Those lines of the following listing which contain the string "path" should be returned.
►
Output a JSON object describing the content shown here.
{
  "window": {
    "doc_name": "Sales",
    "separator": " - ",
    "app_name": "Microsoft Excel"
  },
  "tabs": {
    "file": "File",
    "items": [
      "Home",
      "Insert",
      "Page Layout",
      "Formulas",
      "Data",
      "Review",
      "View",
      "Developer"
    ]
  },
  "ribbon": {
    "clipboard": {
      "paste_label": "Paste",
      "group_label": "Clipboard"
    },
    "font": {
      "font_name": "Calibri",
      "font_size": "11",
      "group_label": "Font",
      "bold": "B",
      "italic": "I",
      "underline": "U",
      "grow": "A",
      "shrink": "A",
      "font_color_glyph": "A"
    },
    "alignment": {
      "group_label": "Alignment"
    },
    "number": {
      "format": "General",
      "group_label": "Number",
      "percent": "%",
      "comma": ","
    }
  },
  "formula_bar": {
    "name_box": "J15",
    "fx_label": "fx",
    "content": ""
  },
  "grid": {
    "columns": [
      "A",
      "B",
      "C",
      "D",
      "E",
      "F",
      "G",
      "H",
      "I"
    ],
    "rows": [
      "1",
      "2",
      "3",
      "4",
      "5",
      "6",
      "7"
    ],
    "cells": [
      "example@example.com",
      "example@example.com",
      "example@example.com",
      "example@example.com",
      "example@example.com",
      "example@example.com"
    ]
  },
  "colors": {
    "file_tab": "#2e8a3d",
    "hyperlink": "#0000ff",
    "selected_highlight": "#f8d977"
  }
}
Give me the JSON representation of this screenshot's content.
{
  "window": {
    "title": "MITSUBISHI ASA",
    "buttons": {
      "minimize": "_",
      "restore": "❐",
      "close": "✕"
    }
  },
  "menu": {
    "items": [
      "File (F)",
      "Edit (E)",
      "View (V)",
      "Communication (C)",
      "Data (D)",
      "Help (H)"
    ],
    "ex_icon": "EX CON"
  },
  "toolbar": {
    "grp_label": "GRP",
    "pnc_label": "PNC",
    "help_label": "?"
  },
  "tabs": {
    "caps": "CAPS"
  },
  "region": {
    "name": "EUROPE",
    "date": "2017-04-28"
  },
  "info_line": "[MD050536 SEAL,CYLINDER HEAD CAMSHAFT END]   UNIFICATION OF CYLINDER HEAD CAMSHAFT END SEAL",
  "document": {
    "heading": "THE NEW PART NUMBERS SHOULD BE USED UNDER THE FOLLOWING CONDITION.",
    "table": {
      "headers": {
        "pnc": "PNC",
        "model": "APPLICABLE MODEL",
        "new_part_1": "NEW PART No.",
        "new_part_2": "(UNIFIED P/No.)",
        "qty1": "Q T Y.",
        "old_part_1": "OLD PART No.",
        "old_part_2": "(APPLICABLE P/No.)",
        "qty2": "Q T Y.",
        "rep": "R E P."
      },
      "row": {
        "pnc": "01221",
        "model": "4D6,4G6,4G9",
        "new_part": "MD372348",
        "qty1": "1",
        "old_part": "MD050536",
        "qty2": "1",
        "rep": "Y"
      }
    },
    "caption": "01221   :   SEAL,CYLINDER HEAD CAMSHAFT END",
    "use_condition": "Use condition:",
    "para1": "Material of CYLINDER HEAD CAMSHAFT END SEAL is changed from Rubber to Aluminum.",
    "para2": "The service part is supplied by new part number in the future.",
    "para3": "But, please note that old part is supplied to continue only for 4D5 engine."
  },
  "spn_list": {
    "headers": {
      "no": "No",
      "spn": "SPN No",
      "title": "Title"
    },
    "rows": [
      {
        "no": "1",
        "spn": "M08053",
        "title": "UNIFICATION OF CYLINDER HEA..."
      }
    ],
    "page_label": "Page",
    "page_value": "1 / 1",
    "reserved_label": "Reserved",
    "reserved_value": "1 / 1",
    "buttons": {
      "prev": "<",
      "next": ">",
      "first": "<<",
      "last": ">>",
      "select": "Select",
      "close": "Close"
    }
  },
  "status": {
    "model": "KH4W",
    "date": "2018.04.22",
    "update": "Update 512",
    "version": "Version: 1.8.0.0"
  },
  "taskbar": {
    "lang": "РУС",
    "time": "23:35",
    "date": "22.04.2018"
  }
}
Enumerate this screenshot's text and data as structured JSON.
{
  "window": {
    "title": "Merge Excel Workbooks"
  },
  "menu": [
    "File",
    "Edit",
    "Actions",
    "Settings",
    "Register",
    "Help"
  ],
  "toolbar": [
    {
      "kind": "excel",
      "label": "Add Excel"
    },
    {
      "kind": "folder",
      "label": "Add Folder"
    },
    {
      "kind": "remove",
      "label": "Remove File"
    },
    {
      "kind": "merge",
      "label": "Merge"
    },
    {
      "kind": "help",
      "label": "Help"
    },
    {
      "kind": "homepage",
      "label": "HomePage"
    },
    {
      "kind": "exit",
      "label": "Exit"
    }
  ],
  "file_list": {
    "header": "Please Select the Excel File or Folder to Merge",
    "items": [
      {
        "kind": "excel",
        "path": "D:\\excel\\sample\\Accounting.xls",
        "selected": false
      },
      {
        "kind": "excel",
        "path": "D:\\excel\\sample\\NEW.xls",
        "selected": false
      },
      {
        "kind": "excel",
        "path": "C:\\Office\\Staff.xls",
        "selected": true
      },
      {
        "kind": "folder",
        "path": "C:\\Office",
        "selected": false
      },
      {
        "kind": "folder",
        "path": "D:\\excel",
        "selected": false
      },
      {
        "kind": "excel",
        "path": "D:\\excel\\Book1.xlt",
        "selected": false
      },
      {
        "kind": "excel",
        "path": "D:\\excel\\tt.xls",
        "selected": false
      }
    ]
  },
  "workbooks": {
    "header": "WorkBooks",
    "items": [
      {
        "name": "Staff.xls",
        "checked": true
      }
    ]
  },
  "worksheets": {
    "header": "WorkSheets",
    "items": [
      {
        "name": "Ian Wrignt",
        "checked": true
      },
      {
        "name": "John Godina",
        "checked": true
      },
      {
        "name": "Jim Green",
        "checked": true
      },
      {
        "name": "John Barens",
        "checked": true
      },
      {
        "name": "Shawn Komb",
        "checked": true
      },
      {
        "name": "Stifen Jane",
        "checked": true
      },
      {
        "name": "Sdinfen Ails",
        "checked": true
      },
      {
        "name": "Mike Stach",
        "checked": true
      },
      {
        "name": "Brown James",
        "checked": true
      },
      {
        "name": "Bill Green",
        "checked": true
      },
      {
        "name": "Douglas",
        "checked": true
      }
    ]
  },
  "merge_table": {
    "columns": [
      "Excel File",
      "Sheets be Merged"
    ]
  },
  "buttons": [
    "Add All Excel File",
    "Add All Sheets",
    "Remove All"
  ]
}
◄
Solution to this exercise:
        "path": "D:\\excel\\sample\\Accounting.xls",
        "path": "D:\\excel\\sample\\NEW.xls",
        "path": "C:\\Office\\Staff.xls",
        "path": "C:\\Office",
        "path": "D:\\excel",
        "path": "D:\\excel\\Book1.xlt",
        "path": "D:\\excel\\tt.xls",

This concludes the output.